- ASSIGNMENT
Each line of the records must appear in your answer exactly, with no pictures.

──────────────────────────────

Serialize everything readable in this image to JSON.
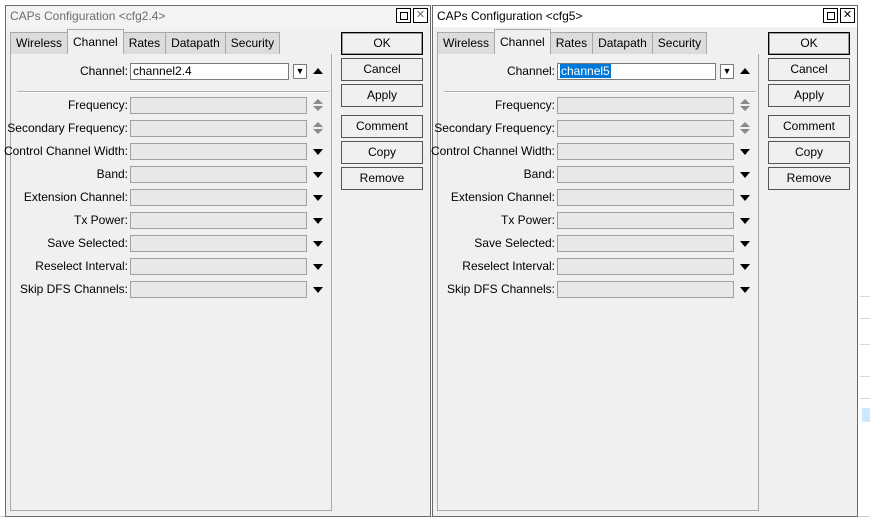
{
  "windows": [
    {
      "title": "CAPs Configuration <cfg2.4>",
      "tabs": [
        "Wireless",
        "Channel",
        "Rates",
        "Datapath",
        "Security"
      ],
      "active_tab": "Channel",
      "channel_label": "Channel:",
      "channel_value": "channel2.4",
      "fields": [
        {
          "label": "Frequency:",
          "value": ""
        },
        {
          "label": "Secondary Frequency:",
          "value": ""
        },
        {
          "label": "Control Channel Width:",
          "value": ""
        },
        {
          "label": "Band:",
          "value": ""
        },
        {
          "label": "Extension Channel:",
          "value": ""
        },
        {
          "label": "Tx Power:",
          "value": ""
        },
        {
          "label": "Save Selected:",
          "value": ""
        },
        {
          "label": "Reselect Interval:",
          "value": ""
        },
        {
          "label": "Skip DFS Channels:",
          "value": ""
        }
      ],
      "buttons": [
        "OK",
        "Cancel",
        "Apply",
        "Comment",
        "Copy",
        "Remove"
      ]
    },
    {
      "title": "CAPs Configuration <cfg5>",
      "tabs": [
        "Wireless",
        "Channel",
        "Rates",
        "Datapath",
        "Security"
      ],
      "active_tab": "Channel",
      "channel_label": "Channel:",
      "channel_value": "channel5",
      "fields": [
        {
          "label": "Frequency:",
          "value": ""
        },
        {
          "label": "Secondary Frequency:",
          "value": ""
        },
        {
          "label": "Control Channel Width:",
          "value": ""
        },
        {
          "label": "Band:",
          "value": ""
        },
        {
          "label": "Extension Channel:",
          "value": ""
        },
        {
          "label": "Tx Power:",
          "value": ""
        },
        {
          "label": "Save Selected:",
          "value": ""
        },
        {
          "label": "Reselect Interval:",
          "value": ""
        },
        {
          "label": "Skip DFS Channels:",
          "value": ""
        }
      ],
      "buttons": [
        "OK",
        "Cancel",
        "Apply",
        "Comment",
        "Copy",
        "Remove"
      ]
    }
  ],
  "icons": {
    "maximize": "maximize-icon",
    "close": "close-icon",
    "dropdown": "dropdown-icon",
    "collapse": "collapse-up-icon",
    "spinner": "spinner-icon"
  },
  "colors": {
    "selection": "#0078d7",
    "window_bg": "#f0f0f0"
  }
}
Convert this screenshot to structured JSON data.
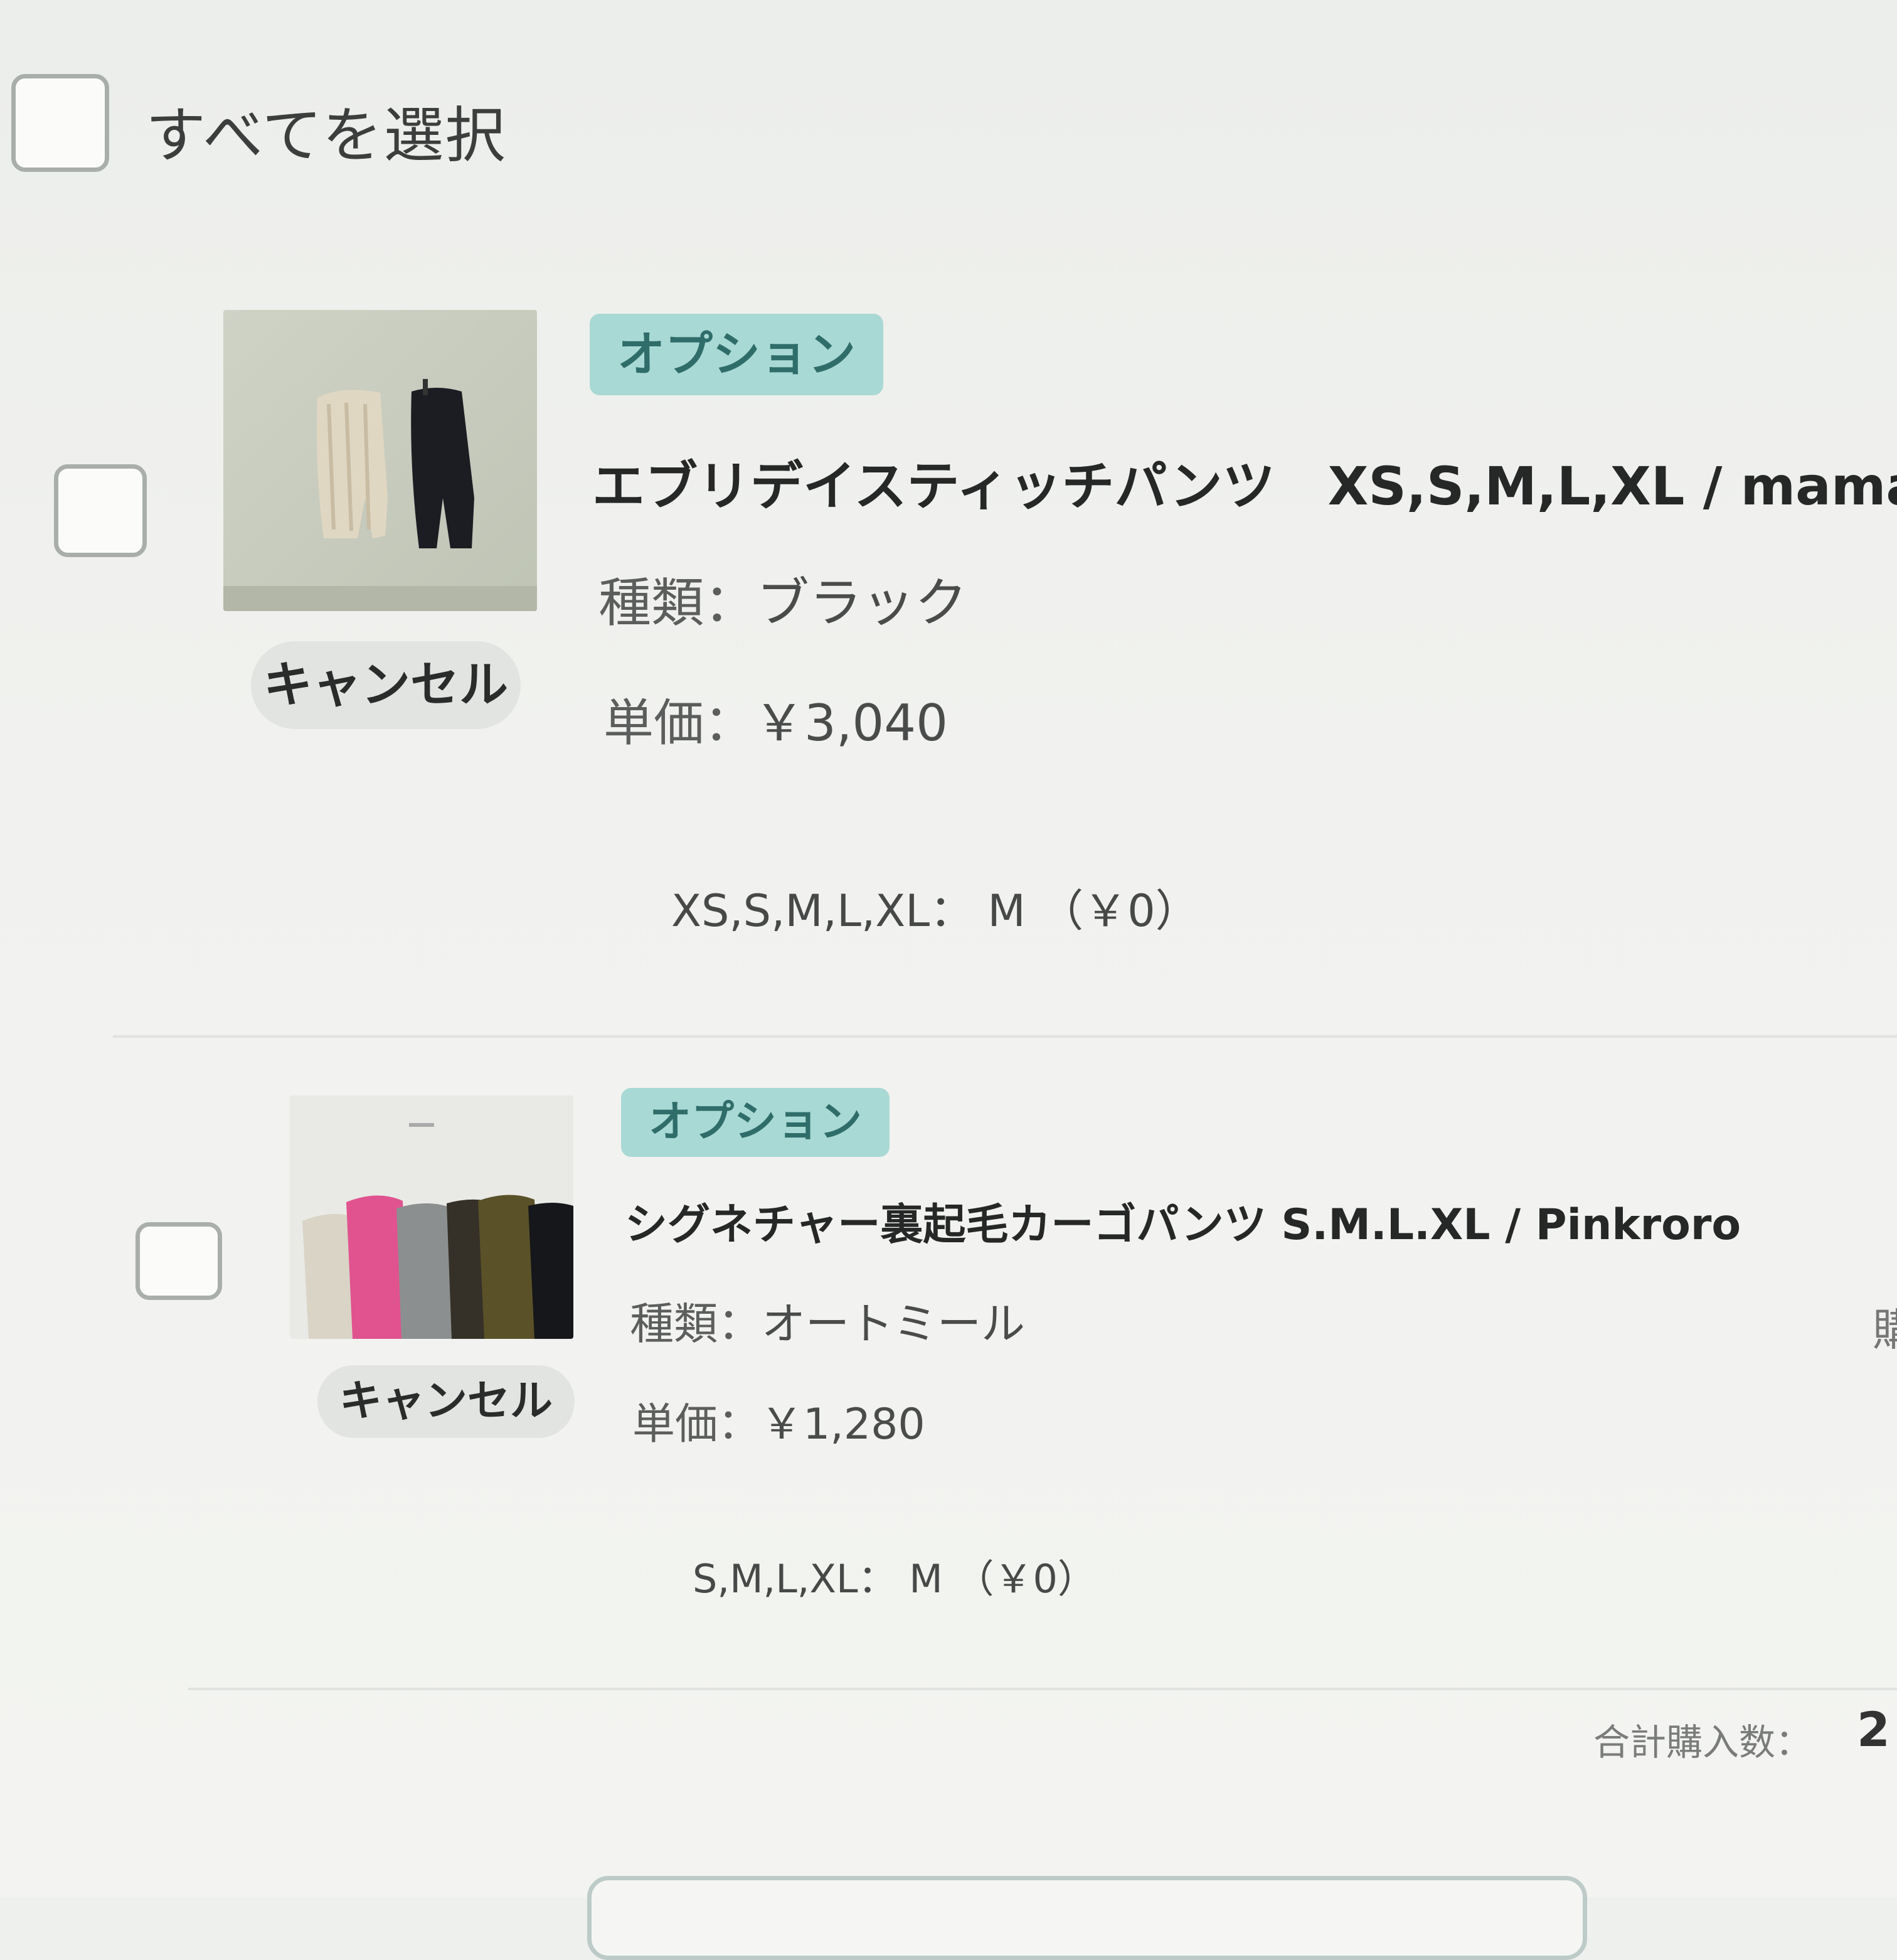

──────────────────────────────

- EXERCISE RESULT
Serialize everything readable in this image to JSON.
{
  "windows": [
    {
      "title": "CAPs Configuration <cfg2.4>",
      "tabs": [
        "Wireless",
        "Channel",
        "Rates",
        "Datapath",
        "Security"
      ],
      "active_tab": "Channel",
      "channel_label": "Channel:",
      "channel_value": "channel2.4",
      "fields": [
        {
          "label": "Frequency:",
          "value": ""
        },
        {
          "label": "Secondary Frequency:",
          "value": ""
        },
        {
          "label": "Control Channel Width:",
          "value": ""
        },
        {
          "label": "Band:",
          "value": ""
        },
        {
          "label": "Extension Channel:",
          "value": ""
        },
        {
          "label": "Tx Power:",
          "value": ""
        },
        {
          "label": "Save Selected:",
          "value": ""
        },
        {
          "label": "Reselect Interval:",
          "value": ""
        },
        {
          "label": "Skip DFS Channels:",
          "value": ""
        }
      ],
      "buttons": [
        "OK",
        "Cancel",
        "Apply",
        "Comment",
        "Copy",
        "Remove"
      ]
    },
    {
      "title": "CAPs Configuration <cfg5>",
      "tabs": [
        "Wireless",
        "Channel",
        "Rates",
        "Datapath",
        "Security"
      ],
      "active_tab": "Channel",
      "channel_label": "Channel:",
      "channel_value": "channel5",
      "fields": [
        {
          "label": "Frequency:",
          "value": ""
        },
        {
          "label": "Secondary Frequency:",
          "value": ""
        },
        {
          "label": "Control Channel Width:",
          "value": ""
        },
        {
          "label": "Band:",
          "value": ""
        },
        {
          "label": "Extension Channel:",
          "value": ""
        },
        {
          "label": "Tx Power:",
          "value": ""
        },
        {
          "label": "Save Selected:",
          "value": ""
        },
        {
          "label": "Reselect Interval:",
          "value": ""
        },
        {
          "label": "Skip DFS Channels:",
          "value": ""
        }
      ],
      "buttons": [
        "OK",
        "Cancel",
        "Apply",
        "Comment",
        "Copy",
        "Remove"
      ]
    }
  ],
  "icons": {
    "maximize": "maximize-icon",
    "close": "close-icon",
    "dropdown": "dropdown-icon",
    "collapse": "collapse-up-icon",
    "spinner": "spinner-icon"
  },
  "colors": {
    "selection": "#0078d7",
    "window_bg": "#f0f0f0"
  }
}
Convert this screenshot to structured JSON data.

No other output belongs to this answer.